Cause of Leukocyte adhesion deficiency
Defect in LFA-1 integrin (CD-18)
lab findings in leukocyte adhesion deficiency
recurrent pyogenic infections by staph and strep
PARTIAL albinism and peripheral neuropathy
Cause of chediak higashi
Defect in lysosomal trafficking regulator gene (LYST). Microtubule dysfunction in phagosome-lysosome fusion
inheritance of chediak higashi
giant granules in neutrophils
lab findings in chediak higashi
abnormal dihydrorhodamine flow cytometry test
chronic granulomatous disease
susceptibility to catalase positive organisms (S aureus, E coli, aspergillus)
chronic granulomatous disease
cause: Chronic granulomatous disease
lack of NADPH oxidase. Cannot make reactive oxygen species in neutrophils
Susceptible to BOTh catalase positive and negative orgs
myeloperoxidase deficiency. Cannot turn H2O2 into an O2 radical...EVEN though H2O2 is provided by catalase negative organisms!
From identical twin
acute rejection time frame
chronic rejection time frame
months to years
hyper acute rejection: type of hypersensitivity rxn?
Type II. preformed antibodies in transplant recipient attack donor cells (blood mismatch)
occlusion of graft vessels causing ischemia and necrosis
vasculitis of graft vessels with dense intertitial lymphocytic infiltrate
Fibrosis of graft tissue and blood vessels
mechanism of acute rejection
-CTL react against foreign MHC
which rejection is NOT reversible?
macropapular rash, jaundice, hepatosplenomegaly and diarrhea in a transplant pt
which types of transplants most susceptible to GVH disease?

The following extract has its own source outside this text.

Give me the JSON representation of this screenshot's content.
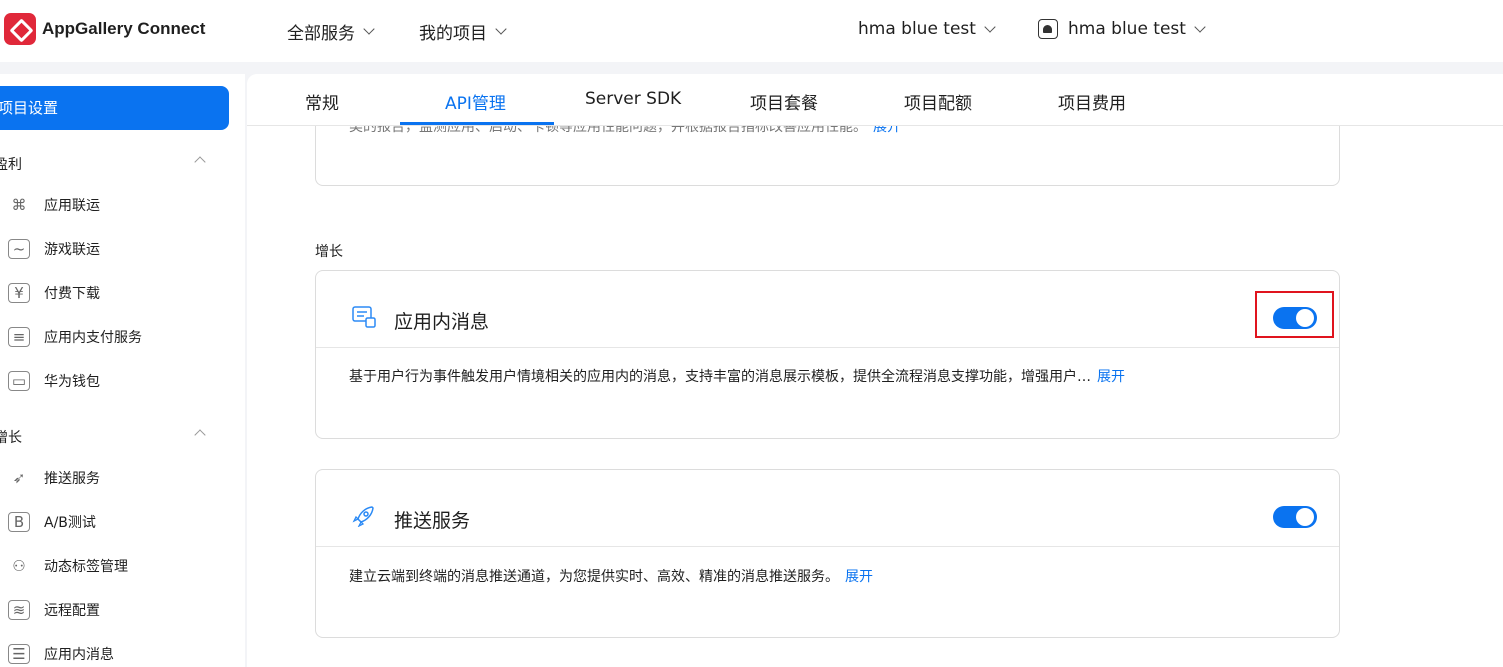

bone marrow and liver transplants (rich in lymphocytes)
blocks diff and activation of T cells
--No IL2 and IL2R
tox of cyclosporine
Binds FK binding protein, inhibiting calcineurin
tox of tacrolimus (FK506)
same as cyclosporin, but NO gingival hyperplasia and NO hirsuitism
Sirolimus (rapamycin) mechanism
Inhibits mTOR and T cell proliferation
Use of sirolimus
tranplant and drug eluting stent
hyperlipidemia, thrombocytopenia, leukopenia
precursor of 6 MP
--interferes with synthesis of nucleic acids
--toxic to lymphocytes
--GN and hemolytic anemia
Muromonab-CD3 (OKT3) mech
Binds CD3 and blocks T cell signal
Tox of muromonab
cytokine release syndrome, hypersensitivity
Anti-IgE for sever asthma
renal failure anemia
alpha IFN use:
Hep B, C
chronic granulomatous disease
Recovery of bone marrow
HER 2 antibody